(INFORMATION SUPPLIED Opens)

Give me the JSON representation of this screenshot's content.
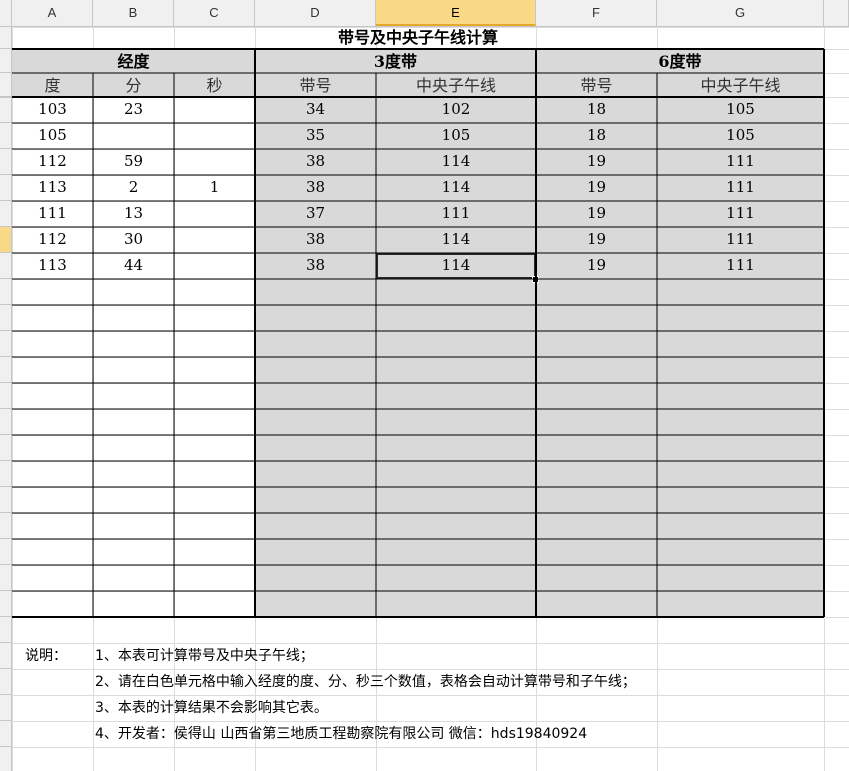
{
  "columns": [
    "A",
    "B",
    "C",
    "D",
    "E",
    "F",
    "G"
  ],
  "active_column": "E",
  "title": "带号及中央子午线计算",
  "groups": {
    "longitude": "经度",
    "band3": "3度带",
    "band6": "6度带"
  },
  "subheaders": {
    "deg": "度",
    "min": "分",
    "sec": "秒",
    "band3_zone": "带号",
    "band3_meridian": "中央子午线",
    "band6_zone": "带号",
    "band6_meridian": "中央子午线"
  },
  "rows": [
    {
      "deg": "103",
      "min": "23",
      "sec": "",
      "z3": "34",
      "m3": "102",
      "z6": "18",
      "m6": "105"
    },
    {
      "deg": "105",
      "min": "",
      "sec": "",
      "z3": "35",
      "m3": "105",
      "z6": "18",
      "m6": "105"
    },
    {
      "deg": "112",
      "min": "59",
      "sec": "",
      "z3": "38",
      "m3": "114",
      "z6": "19",
      "m6": "111"
    },
    {
      "deg": "113",
      "min": "2",
      "sec": "1",
      "z3": "38",
      "m3": "114",
      "z6": "19",
      "m6": "111"
    },
    {
      "deg": "111",
      "min": "13",
      "sec": "",
      "z3": "37",
      "m3": "111",
      "z6": "19",
      "m6": "111"
    },
    {
      "deg": "112",
      "min": "30",
      "sec": "",
      "z3": "38",
      "m3": "114",
      "z6": "19",
      "m6": "111"
    },
    {
      "deg": "113",
      "min": "44",
      "sec": "",
      "z3": "38",
      "m3": "114",
      "z6": "19",
      "m6": "111"
    }
  ],
  "empty_rows": 13,
  "notes": {
    "label": "说明：",
    "lines": [
      "1、本表可计算带号及中央子午线；",
      "2、请在白色单元格中输入经度的度、分、秒三个数值，表格会自动计算带号和子午线；",
      "3、本表的计算结果不会影响其它表。",
      "4、开发者：侯得山  山西省第三地质工程勘察院有限公司  微信：hds19840924"
    ]
  }
}
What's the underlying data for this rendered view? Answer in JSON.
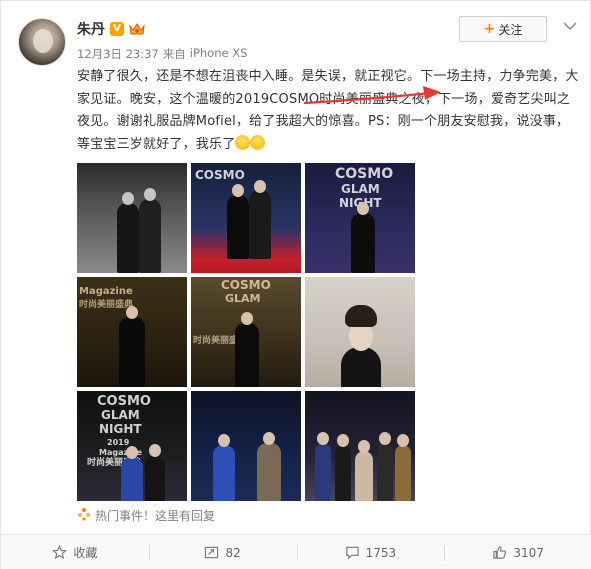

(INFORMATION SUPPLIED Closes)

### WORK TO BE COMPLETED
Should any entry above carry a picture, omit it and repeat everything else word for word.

### ANSWER TO THE EXERCISE
Give me the JSON representation of this screenshot's content.
{
  "columns": [
    "A",
    "B",
    "C",
    "D",
    "E",
    "F",
    "G"
  ],
  "active_column": "E",
  "title": "带号及中央子午线计算",
  "groups": {
    "longitude": "经度",
    "band3": "3度带",
    "band6": "6度带"
  },
  "subheaders": {
    "deg": "度",
    "min": "分",
    "sec": "秒",
    "band3_zone": "带号",
    "band3_meridian": "中央子午线",
    "band6_zone": "带号",
    "band6_meridian": "中央子午线"
  },
  "rows": [
    {
      "deg": "103",
      "min": "23",
      "sec": "",
      "z3": "34",
      "m3": "102",
      "z6": "18",
      "m6": "105"
    },
    {
      "deg": "105",
      "min": "",
      "sec": "",
      "z3": "35",
      "m3": "105",
      "z6": "18",
      "m6": "105"
    },
    {
      "deg": "112",
      "min": "59",
      "sec": "",
      "z3": "38",
      "m3": "114",
      "z6": "19",
      "m6": "111"
    },
    {
      "deg": "113",
      "min": "2",
      "sec": "1",
      "z3": "38",
      "m3": "114",
      "z6": "19",
      "m6": "111"
    },
    {
      "deg": "111",
      "min": "13",
      "sec": "",
      "z3": "37",
      "m3": "111",
      "z6": "19",
      "m6": "111"
    },
    {
      "deg": "112",
      "min": "30",
      "sec": "",
      "z3": "38",
      "m3": "114",
      "z6": "19",
      "m6": "111"
    },
    {
      "deg": "113",
      "min": "44",
      "sec": "",
      "z3": "38",
      "m3": "114",
      "z6": "19",
      "m6": "111"
    }
  ],
  "empty_rows": 13,
  "notes": {
    "label": "说明：",
    "lines": [
      "1、本表可计算带号及中央子午线；",
      "2、请在白色单元格中输入经度的度、分、秒三个数值，表格会自动计算带号和子午线；",
      "3、本表的计算结果不会影响其它表。",
      "4、开发者：侯得山  山西省第三地质工程勘察院有限公司  微信：hds19840924"
    ]
  }
}
What's the underlying data for this rendered view? Answer in JSON.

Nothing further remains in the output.